Core measures in nursing. What are they and why do we need them? Core measures are Joint Commission required measures that were established using evidence based practice. Over time, it demonstrated better patient health care outcomes.
The Joint Commission focuses on five core measures, but just like the national patient safety goals, this list will more than likely grow.
The five measures that we are focused on right now are Acute Myocardial Infarction (AMI), Congestive Heart Failure (CHF), Community Acquired Pneumonia (CAP), Surgical Infection Prevention (SCIP), Childhood Asthma, Outpatient measures and Pregnancy Related Conditions.
Many nursing professionals do not understand the importance these measures have on patient outcomes. Nurses are feeling overwhelmed and this is just another thing they need to think about in their busy day.
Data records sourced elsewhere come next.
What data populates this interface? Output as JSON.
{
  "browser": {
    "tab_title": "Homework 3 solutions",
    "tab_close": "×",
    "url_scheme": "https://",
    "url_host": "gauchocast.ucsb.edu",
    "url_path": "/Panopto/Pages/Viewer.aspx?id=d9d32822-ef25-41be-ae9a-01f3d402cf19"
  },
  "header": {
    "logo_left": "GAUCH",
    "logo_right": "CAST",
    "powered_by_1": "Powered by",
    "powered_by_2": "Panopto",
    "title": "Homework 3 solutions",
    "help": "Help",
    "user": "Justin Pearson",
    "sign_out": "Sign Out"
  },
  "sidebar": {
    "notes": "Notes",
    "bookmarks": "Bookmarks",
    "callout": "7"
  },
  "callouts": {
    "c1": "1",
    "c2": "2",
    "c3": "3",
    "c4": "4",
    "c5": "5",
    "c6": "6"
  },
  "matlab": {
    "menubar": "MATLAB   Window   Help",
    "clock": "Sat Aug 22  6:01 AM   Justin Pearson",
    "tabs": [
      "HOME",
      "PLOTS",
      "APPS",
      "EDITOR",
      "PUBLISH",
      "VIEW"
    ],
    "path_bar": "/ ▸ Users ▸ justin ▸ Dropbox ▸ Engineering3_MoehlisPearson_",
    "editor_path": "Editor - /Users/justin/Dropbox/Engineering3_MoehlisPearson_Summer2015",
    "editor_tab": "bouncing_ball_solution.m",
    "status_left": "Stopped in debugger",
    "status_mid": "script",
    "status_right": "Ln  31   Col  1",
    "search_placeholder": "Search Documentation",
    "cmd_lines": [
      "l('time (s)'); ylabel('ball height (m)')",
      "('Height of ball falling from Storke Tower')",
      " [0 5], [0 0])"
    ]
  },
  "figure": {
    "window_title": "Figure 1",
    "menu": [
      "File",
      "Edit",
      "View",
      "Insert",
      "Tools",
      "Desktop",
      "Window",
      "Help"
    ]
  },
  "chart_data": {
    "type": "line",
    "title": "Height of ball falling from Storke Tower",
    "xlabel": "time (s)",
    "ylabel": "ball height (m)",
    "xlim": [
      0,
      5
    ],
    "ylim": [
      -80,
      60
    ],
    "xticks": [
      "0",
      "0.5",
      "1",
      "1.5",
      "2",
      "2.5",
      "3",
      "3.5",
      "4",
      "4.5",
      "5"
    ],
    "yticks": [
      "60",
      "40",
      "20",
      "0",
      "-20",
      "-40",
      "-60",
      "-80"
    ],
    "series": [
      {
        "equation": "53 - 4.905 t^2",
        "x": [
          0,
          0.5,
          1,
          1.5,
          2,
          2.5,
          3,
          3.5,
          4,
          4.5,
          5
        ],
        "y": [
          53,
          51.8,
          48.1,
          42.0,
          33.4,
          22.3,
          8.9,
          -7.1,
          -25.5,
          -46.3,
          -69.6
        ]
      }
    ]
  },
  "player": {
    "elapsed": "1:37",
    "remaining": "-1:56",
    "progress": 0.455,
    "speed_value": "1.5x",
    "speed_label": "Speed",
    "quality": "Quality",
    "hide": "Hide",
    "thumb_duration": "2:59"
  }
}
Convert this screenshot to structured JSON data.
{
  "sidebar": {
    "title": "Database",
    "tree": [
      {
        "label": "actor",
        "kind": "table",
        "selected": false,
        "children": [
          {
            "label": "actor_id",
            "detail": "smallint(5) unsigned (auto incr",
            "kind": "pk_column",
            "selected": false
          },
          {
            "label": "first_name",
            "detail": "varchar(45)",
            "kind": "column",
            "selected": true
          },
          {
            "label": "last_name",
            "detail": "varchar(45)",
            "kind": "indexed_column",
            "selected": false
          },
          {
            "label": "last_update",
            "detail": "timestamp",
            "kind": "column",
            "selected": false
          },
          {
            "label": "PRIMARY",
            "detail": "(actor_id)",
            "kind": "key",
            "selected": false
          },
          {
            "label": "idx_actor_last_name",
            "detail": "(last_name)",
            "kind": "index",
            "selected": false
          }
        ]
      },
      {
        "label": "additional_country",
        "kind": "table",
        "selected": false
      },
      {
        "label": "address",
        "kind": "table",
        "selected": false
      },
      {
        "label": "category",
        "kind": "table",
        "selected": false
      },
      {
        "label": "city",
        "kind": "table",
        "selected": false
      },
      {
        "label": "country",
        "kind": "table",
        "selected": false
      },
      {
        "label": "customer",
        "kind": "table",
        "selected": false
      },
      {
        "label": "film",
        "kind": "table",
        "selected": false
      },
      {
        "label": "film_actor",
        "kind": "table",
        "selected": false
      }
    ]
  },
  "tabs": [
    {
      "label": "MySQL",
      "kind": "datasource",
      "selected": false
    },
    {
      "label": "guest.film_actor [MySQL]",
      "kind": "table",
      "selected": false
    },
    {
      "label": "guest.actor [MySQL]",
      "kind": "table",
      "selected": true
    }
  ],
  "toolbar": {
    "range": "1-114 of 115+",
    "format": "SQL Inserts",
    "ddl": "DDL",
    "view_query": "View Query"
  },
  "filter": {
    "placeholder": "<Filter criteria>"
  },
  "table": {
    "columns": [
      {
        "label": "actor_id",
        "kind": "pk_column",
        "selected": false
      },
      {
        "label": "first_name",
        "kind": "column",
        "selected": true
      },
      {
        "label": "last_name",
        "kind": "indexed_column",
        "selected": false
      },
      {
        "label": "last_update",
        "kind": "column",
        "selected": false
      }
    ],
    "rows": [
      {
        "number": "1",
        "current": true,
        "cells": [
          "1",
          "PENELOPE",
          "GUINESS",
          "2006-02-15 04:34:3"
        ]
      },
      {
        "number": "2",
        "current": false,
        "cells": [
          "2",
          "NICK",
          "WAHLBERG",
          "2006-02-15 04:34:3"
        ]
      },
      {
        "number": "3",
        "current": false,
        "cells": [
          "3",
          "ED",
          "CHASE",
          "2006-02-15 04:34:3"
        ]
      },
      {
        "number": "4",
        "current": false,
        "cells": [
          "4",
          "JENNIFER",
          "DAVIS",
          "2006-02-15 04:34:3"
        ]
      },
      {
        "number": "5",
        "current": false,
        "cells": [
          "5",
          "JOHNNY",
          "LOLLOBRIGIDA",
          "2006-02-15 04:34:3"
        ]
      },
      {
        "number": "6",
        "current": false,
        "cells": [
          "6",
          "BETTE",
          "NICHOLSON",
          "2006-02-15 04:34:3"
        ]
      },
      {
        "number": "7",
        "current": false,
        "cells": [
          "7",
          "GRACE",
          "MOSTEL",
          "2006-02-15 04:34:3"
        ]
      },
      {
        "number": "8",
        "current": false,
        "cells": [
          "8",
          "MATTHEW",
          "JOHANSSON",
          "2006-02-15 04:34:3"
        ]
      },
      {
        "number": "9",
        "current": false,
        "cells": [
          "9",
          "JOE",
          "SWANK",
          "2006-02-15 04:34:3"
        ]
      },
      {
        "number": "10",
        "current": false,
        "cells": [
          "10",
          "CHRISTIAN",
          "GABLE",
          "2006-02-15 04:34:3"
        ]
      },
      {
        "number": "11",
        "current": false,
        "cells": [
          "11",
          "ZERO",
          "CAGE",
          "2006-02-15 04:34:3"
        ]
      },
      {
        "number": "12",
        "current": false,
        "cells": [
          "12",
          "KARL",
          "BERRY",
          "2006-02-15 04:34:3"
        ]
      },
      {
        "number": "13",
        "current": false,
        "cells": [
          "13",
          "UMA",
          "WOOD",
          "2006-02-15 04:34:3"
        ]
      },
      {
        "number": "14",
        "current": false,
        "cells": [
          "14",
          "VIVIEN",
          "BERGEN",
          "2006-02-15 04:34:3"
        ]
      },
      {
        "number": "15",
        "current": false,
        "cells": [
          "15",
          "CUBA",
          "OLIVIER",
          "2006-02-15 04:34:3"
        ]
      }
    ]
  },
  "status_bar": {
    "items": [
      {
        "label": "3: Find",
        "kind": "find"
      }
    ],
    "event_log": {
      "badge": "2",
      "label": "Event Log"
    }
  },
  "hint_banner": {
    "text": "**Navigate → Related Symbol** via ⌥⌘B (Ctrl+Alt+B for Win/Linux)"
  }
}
The requirements of these measurements can be time consuming - an extra phone call to the physician to order the beta block or to stop an antibiotic, documenting patient education on smoking cessation, CHF patient education and documentation and the dreaded accurate Medication Reconciliation at time of discharge, which means it needed to be correct on admission. Yes, it can be overwhelming. Yes, it is extra work for the nurse. Yes, it will save your patient’s life! As nurses, we take an oath to do the right thing, so why do we try and take short cuts?
Core nursing is not possible if we will not all work together. Nurses, we need you to be on board with this initiative. These evidenced based practices combine medical care and nursing care to form a plan of care that is best for the patient.
Nurses have been demanding for years to be taken seriously as a credible profession. This is where we can have a significant impact on the future of the nursing profession.
In this article, let us focus on the Acute MI.
If a patient comes into your hospital, presenting with chest pain symptoms and ruled in as an AMI, he/she must receive the following interventions:
- Administration of aspirin to everyone who does not have a contraindication within the first 24 hours of admission
Aspirin must be administered. Documentation of the time given has to be on the chart for the measure to be complete. If aspirin is contraindicated, it must be clearly documented in the patient’s chart.
- Aspirin must be prescribed at discharge if not contraindicated
The order must be written and transcribed onto the medication list that is sent home with the patient. If aspirin is contraindicated, it must be clearly documented in the patient’s chart. Education on this new medication should be discussed and given to the patient - remember to document all education.
- Beta Blocker administered on admission unless otherwise contraindicated
Beta blocker must be given in the first 24 hours of the onset of AMI, or contraindications must be clearly documented in the chart.
- Ejection Fracture less then 40%, the patient should be given an ACE Inhibitor at discharge unless contraindicated
If the patient is intolerant, the reason must be clearly documented in the chart. Otherwise, it must be clearly documented in the patient’s chart that an ACE Inhibitor was prescribed. The medication must be listed on the patient’s medication discharge list. Education on this new medication should be discussed and given to the patient - remember to document all education.
- Smoking Cessation Education to all patient’s with AMI
All patients that smoke or have smoked should be given specific education on smoking cessation and it must be documented in the chart.
- Beta Blocker must be prescribed for the patient at discharge, unless otherwise contraindicated
Contraindications must be clearly documented in the chart. Otherwise, a Beta Blocker has to be ordered at discharge and documented on the patient’s discharge medication list. Education on this new medication should be discussed and given to the patient, remember to document all education.
- Time specific documentation of administration of a thrombolytic
If appropriate the patient must receive a thrombolytic within 30 minutes of arrival.
- Cardiac Catheterization (PCI) within 90 minutes of arrival
Patients with an acute MI have to have a PCI to meet the AMI core measure.
- Statin ordered at discharge to achieve an LDL of less than 100
Again, this must be on the patient’s discharge medication list. Education on this new medication should be discussed and given to the patient - remember to document all education.
There may be some duplication in this article, but it is important that, as part of the core measures we are targeting, patient medications are documented accurately, including home medications, and that any patient education is documented thoroughly. As nurses, you need to take credit for what you do. The only way that happens is through nursing documentation.
Click here to read more on Colleen or to contact her with questions.
Nurses, if you enjoy writing on nursing career, education or lifestyle related issues and are interested in becoming a NurseTogether.com contributor, please click here.
Did you like this article? Share it!